natural liberty and exchange of goods and ser
vices in free and competitive markets, with as
few interventions by the state as possible, would
best support societal development and welfare.
A growing political individualism became
most influential with the French Revolution
and the emphasis on individual rights, referring
to the idea of natural justice in contrast to the
absolutist state. Several of these developments
came together in the bourgeois Enlightment in
the seventeenth and eighteenth centuries.
In Anglophone discourse there is a tendency
to interpret individualism as egoistic and selfish
behavior. For example, Bellah et al. (1985)
prominently argued that the prevalence of indi
vidualistic behavior would destroy the moral
integrity of American society, though this view
was contested. More positively, individualism
is interpreted in Becks (1992) theorizing on the
risk society. Here, individualization indicates
liberation from traditional bonds. Thus, it
opens up more options from which to choose,
but at the same time forces people to choose.
Methodological individualism emphasizes
that sociological phenomena can only be
explained by the characteristics of individuals.
It was developed in opposition to methodological
collectivism or holism. For example, Durkheim
justified a specific sociological contribution
to the examination of the human being by
claiming that social phenomena can only be
explained socially, and thereby proposed a holis
Today, this fundamental contradiction is
rather outdated. Sociologists are much more
concerned with questions of how sociocultural
and sociostructural factors on the one hand and
individuals, their actions or characteristics, on
the other hand, are mutually linked or consti
tute each other. Instead of stating extreme posi
tions, todays research is more often engaged
with how both aspects combine in social reality.
SEE ALSO: Collectivism; Durkheim, Emile;
Liberalism; Tocqueville, Alexis de
REFERENCES AND SUGGESTED
Beck, U. (1992) Risk Society: Towards a New Mod
ernity. Sage, Newbury Park, CA.
Snipp, C. M. (1986) Who are American Indians?
Some Observations About the Perils and Pitfalls
of Data for Race and Ethnicity. Population
Research and Policy Review 5: 237 52.
Snipp, C. M. (Ed.) (1988) Public Policy Impacts on
American Indian Economic Development. Native
American Studies, Development Series No. 4,
Stiffarm, L. A. with Lane, P., Jr. (1992) The Demo-
graphy of Native North America: A Question of
American Indian Survival. In: Annette Jaimes, M.
(Ed.), The State of Native America: Genocide, Colo
nization, and Resistance. South End Press, Boston,
pp. 23 53.
Thornton, R. (1987) American Indian Holocaust and
Survival. University of Oklahoma Press, Norman.
Wilmer, F. (1993) The Indigenous Voice in World
Politics: Since Time Immemorial. Sage, Newbury
Individualism emphasizes the importance of
the individual, for example the individuals
freedom, interests, rights, needs, or beliefs
against the predominance of other institutions
in regulating the individuals behavior, such as
the state or the church. A range of theories in

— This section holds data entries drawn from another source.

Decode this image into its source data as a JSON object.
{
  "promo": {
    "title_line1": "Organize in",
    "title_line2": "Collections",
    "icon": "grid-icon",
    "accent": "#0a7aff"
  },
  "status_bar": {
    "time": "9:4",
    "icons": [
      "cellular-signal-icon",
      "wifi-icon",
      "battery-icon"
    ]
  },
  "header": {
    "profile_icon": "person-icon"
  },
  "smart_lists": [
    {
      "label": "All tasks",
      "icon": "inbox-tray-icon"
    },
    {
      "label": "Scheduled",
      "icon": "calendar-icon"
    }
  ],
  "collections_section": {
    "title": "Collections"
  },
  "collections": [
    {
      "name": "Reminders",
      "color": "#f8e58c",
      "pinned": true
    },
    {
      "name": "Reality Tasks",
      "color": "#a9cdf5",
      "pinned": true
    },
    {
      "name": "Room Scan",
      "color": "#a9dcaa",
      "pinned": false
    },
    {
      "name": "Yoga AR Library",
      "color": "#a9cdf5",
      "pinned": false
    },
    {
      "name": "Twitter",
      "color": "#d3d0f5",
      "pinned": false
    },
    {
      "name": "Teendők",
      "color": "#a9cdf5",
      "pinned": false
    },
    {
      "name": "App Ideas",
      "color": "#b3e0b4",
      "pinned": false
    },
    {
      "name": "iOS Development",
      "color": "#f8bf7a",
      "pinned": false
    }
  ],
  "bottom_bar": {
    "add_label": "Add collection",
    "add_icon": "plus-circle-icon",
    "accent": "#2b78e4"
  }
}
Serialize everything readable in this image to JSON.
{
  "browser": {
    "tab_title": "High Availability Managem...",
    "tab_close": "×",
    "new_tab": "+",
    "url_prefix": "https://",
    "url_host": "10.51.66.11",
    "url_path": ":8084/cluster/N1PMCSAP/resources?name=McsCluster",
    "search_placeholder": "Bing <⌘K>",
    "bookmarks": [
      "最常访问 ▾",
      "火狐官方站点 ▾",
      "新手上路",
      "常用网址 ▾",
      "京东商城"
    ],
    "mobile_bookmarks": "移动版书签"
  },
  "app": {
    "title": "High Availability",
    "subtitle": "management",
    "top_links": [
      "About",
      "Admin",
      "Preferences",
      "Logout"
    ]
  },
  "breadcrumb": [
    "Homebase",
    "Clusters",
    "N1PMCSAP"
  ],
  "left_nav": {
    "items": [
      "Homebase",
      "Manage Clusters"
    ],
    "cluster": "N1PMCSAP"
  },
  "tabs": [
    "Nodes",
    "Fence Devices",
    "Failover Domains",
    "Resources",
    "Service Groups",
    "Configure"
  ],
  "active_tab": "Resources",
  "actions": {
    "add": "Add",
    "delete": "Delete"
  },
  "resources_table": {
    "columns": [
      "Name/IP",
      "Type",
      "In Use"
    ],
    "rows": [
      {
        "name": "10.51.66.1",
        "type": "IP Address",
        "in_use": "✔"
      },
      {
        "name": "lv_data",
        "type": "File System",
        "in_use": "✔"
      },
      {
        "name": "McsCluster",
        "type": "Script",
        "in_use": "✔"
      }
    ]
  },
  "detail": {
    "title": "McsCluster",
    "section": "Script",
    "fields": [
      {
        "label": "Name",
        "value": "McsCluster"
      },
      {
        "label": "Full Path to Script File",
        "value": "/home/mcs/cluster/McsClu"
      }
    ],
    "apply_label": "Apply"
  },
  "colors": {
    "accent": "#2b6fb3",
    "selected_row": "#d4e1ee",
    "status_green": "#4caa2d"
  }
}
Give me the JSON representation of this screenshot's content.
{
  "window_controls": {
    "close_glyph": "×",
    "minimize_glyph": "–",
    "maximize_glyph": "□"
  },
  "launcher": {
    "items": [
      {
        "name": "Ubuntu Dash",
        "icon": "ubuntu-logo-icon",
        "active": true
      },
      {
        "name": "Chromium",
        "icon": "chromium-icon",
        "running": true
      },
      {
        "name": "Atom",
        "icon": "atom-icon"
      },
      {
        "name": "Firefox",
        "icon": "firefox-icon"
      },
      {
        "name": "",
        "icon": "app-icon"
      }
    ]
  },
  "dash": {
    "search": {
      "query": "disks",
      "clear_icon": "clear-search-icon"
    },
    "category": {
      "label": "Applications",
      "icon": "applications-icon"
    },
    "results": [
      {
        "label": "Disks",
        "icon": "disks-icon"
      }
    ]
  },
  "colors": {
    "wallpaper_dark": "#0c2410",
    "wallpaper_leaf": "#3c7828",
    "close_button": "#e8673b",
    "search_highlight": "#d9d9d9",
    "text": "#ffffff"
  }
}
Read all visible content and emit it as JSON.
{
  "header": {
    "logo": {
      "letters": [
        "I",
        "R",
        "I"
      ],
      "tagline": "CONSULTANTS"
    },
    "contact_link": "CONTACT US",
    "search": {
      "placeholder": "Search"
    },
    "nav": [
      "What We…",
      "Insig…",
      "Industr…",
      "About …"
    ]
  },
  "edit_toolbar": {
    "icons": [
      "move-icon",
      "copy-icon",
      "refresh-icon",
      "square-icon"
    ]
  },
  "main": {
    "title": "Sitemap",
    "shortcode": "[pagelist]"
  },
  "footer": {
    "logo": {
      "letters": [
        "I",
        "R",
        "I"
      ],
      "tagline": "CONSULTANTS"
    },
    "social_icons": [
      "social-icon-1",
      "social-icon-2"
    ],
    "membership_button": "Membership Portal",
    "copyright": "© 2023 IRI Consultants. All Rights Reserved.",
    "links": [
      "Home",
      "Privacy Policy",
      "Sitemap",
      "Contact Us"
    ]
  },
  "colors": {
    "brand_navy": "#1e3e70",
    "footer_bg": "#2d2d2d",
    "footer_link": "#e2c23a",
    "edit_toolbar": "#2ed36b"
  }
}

different societal domains contributes to the
dissemination of individualistic ideas in society.
In particular, economic and political liberalism
are vehicles of individualism.
The term individualism was introduced by de
Tocqueville. Even though he distinguished indi
vidualism from egotism, his distinction is essen
tially one of degree, but individualism would in
the long run lead to downright egotism.
A strong impact on the development of indi
vidualistic thinking in Western Europe can be
traced to religion. The Reformation and the
development of Protestantism indicated a shift
to more individualistic thinking. This can be
linked to Luthers claim that a personal rela
tionship with God cannot be mediated by the
interpretation of the church.
Another important contribution to individua
listic thinking was given in economics by Adam
Smiths development of a system of economic
liberalism. He assumed that a simple system of